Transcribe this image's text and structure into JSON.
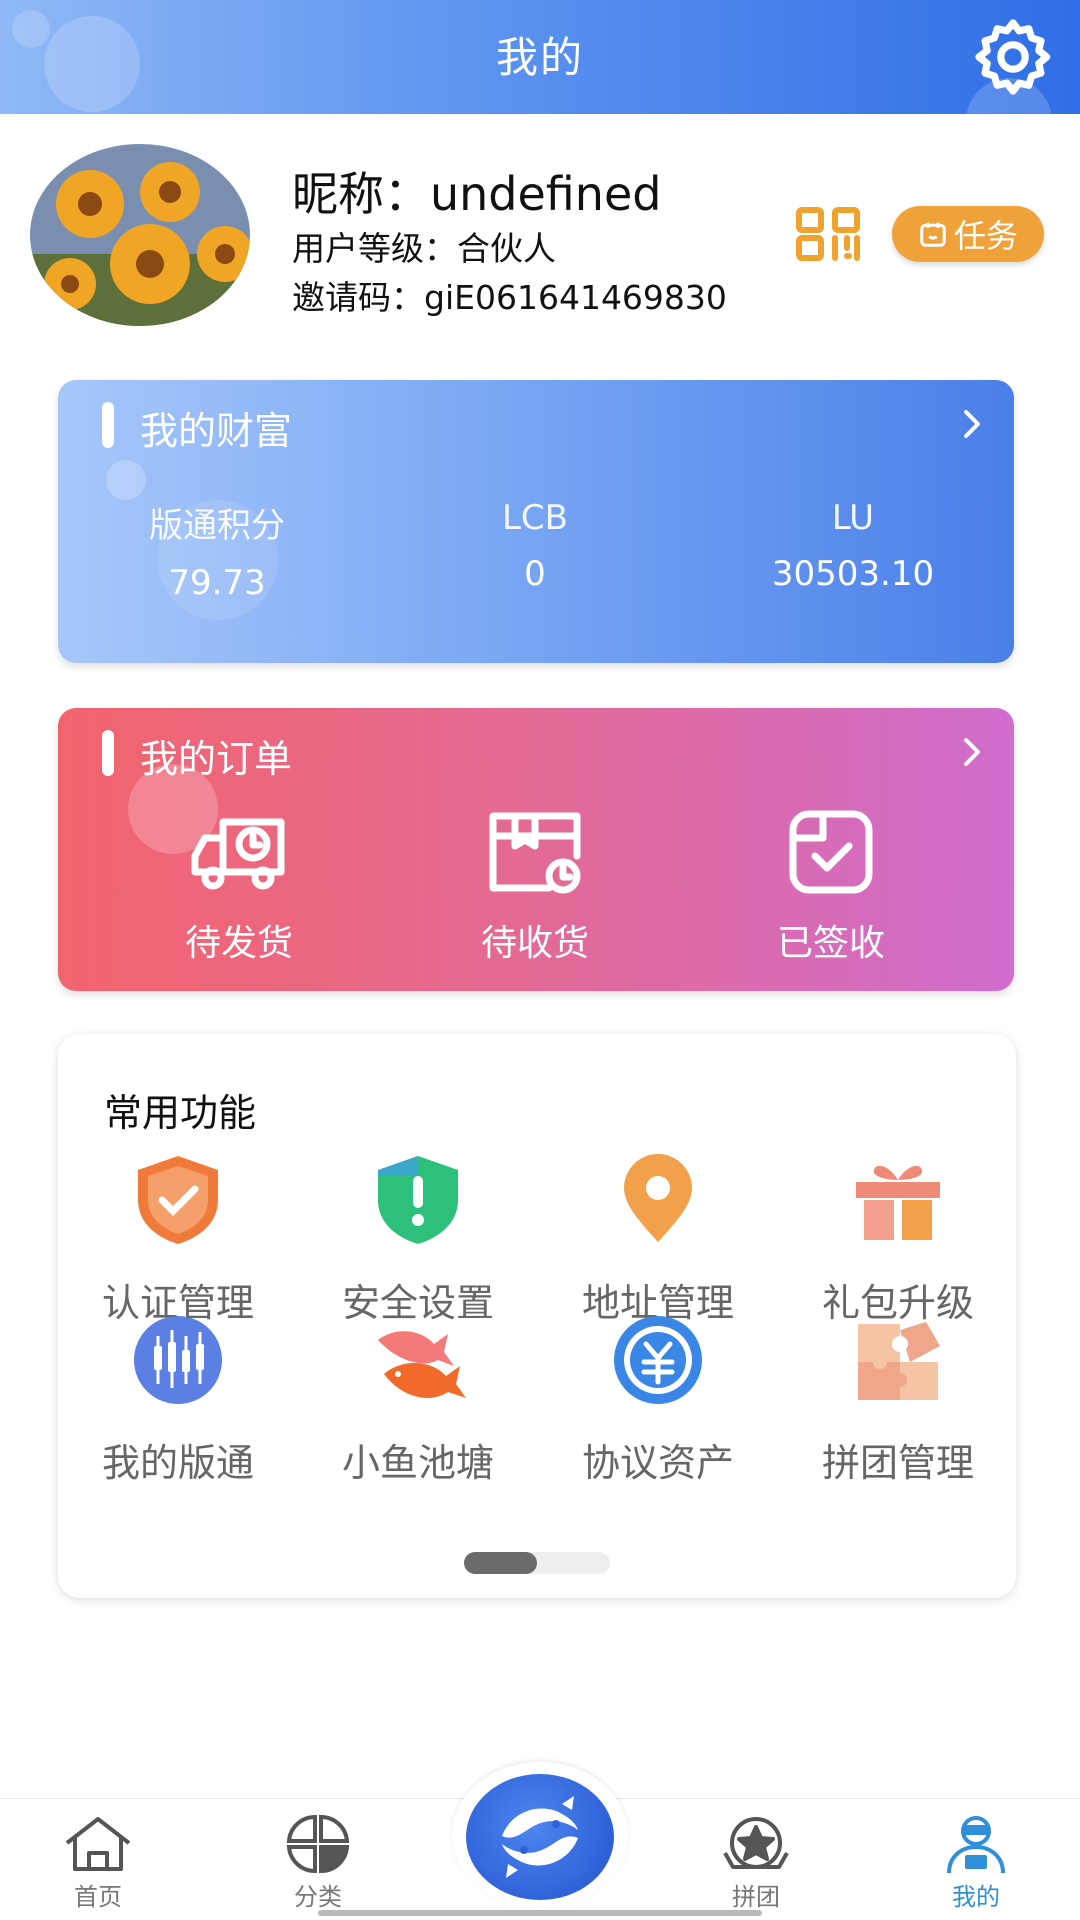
{
  "header": {
    "title": "我的"
  },
  "profile": {
    "nickname": "昵称：undefined",
    "level": "用户等级：合伙人",
    "invite_code": "邀请码：giE061641469830",
    "task_label": "任务"
  },
  "wealth": {
    "title": "我的财富",
    "stats": [
      {
        "label": "版通积分",
        "value": "79.73"
      },
      {
        "label": "LCB",
        "value": "0"
      },
      {
        "label": "LU",
        "value": "30503.10"
      }
    ]
  },
  "orders": {
    "title": "我的订单",
    "items": [
      {
        "label": "待发货",
        "icon": "delivery-truck-icon"
      },
      {
        "label": "待收货",
        "icon": "package-clock-icon"
      },
      {
        "label": "已签收",
        "icon": "signed-check-icon"
      }
    ]
  },
  "functions": {
    "title": "常用功能",
    "items": [
      {
        "label": "认证管理",
        "icon": "shield-check-icon",
        "color": "#f07a3a"
      },
      {
        "label": "安全设置",
        "icon": "shield-alert-icon",
        "color": "#2cc07a"
      },
      {
        "label": "地址管理",
        "icon": "location-pin-icon",
        "color": "#f2a04a"
      },
      {
        "label": "礼包升级",
        "icon": "gift-icon",
        "color": "#f08a78"
      },
      {
        "label": "我的版通",
        "icon": "candlestick-icon",
        "color": "#5b7fe2"
      },
      {
        "label": "小鱼池塘",
        "icon": "fish-icon",
        "color": "#f26a4a"
      },
      {
        "label": "协议资产",
        "icon": "yuan-coin-icon",
        "color": "#3a86e6"
      },
      {
        "label": "拼团管理",
        "icon": "puzzle-icon",
        "color": "#f0a68a"
      }
    ],
    "page_progress": 0.5
  },
  "tabbar": {
    "items": [
      {
        "label": "首页",
        "icon": "home-icon"
      },
      {
        "label": "分类",
        "icon": "category-icon"
      },
      {
        "label": "拼团",
        "icon": "star-badge-icon"
      },
      {
        "label": "我的",
        "icon": "profile-icon",
        "active": true
      }
    ]
  }
}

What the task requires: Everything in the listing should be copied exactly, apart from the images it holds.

Answer section:
Transcribe this image's text and structure into JSON.
{
  "header": {
    "title": "我的"
  },
  "profile": {
    "nickname": "昵称：undefined",
    "level": "用户等级：合伙人",
    "invite_code": "邀请码：giE061641469830",
    "task_label": "任务"
  },
  "wealth": {
    "title": "我的财富",
    "stats": [
      {
        "label": "版通积分",
        "value": "79.73"
      },
      {
        "label": "LCB",
        "value": "0"
      },
      {
        "label": "LU",
        "value": "30503.10"
      }
    ]
  },
  "orders": {
    "title": "我的订单",
    "items": [
      {
        "label": "待发货",
        "icon": "delivery-truck-icon"
      },
      {
        "label": "待收货",
        "icon": "package-clock-icon"
      },
      {
        "label": "已签收",
        "icon": "signed-check-icon"
      }
    ]
  },
  "functions": {
    "title": "常用功能",
    "items": [
      {
        "label": "认证管理",
        "icon": "shield-check-icon",
        "color": "#f07a3a"
      },
      {
        "label": "安全设置",
        "icon": "shield-alert-icon",
        "color": "#2cc07a"
      },
      {
        "label": "地址管理",
        "icon": "location-pin-icon",
        "color": "#f2a04a"
      },
      {
        "label": "礼包升级",
        "icon": "gift-icon",
        "color": "#f08a78"
      },
      {
        "label": "我的版通",
        "icon": "candlestick-icon",
        "color": "#5b7fe2"
      },
      {
        "label": "小鱼池塘",
        "icon": "fish-icon",
        "color": "#f26a4a"
      },
      {
        "label": "协议资产",
        "icon": "yuan-coin-icon",
        "color": "#3a86e6"
      },
      {
        "label": "拼团管理",
        "icon": "puzzle-icon",
        "color": "#f0a68a"
      }
    ],
    "page_progress": 0.5
  },
  "tabbar": {
    "items": [
      {
        "label": "首页",
        "icon": "home-icon"
      },
      {
        "label": "分类",
        "icon": "category-icon"
      },
      {
        "label": "拼团",
        "icon": "star-badge-icon"
      },
      {
        "label": "我的",
        "icon": "profile-icon",
        "active": true
      }
    ]
  }
}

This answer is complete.